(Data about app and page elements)
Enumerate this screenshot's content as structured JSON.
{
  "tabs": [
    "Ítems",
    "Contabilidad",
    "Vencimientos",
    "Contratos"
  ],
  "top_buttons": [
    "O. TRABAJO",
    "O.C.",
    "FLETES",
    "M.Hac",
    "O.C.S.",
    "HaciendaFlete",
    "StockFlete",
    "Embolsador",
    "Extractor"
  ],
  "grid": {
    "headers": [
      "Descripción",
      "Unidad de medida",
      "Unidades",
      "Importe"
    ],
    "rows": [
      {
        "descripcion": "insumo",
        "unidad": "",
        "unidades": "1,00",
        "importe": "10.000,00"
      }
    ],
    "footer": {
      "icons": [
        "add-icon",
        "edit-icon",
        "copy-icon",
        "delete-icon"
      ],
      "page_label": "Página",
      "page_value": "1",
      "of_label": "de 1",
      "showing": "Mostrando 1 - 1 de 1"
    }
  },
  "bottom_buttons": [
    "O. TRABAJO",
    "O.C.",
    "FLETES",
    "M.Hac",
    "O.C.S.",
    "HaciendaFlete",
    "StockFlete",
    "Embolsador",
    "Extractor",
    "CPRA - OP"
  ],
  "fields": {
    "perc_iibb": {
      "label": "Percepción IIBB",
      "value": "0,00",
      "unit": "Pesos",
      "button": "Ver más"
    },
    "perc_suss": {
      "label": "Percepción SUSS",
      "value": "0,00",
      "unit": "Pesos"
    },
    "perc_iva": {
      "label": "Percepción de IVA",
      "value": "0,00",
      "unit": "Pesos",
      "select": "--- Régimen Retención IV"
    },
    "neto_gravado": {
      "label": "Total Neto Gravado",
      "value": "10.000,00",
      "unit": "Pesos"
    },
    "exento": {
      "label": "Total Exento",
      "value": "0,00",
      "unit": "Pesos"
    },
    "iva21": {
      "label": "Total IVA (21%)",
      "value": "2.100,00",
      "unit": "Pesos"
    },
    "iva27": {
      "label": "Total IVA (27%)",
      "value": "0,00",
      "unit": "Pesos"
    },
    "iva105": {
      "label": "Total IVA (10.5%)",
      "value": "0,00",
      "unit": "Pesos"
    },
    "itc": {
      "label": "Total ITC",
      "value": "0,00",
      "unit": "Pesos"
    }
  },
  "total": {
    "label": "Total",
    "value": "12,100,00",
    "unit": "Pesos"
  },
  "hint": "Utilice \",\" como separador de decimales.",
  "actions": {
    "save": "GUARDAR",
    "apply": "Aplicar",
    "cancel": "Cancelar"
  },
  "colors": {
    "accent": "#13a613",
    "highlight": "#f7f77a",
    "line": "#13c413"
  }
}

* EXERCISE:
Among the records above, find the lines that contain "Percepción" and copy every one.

* TASK RESULT:
      "label": "Percepción IIBB",
      "label": "Percepción SUSS",
      "label": "Percepción de IVA",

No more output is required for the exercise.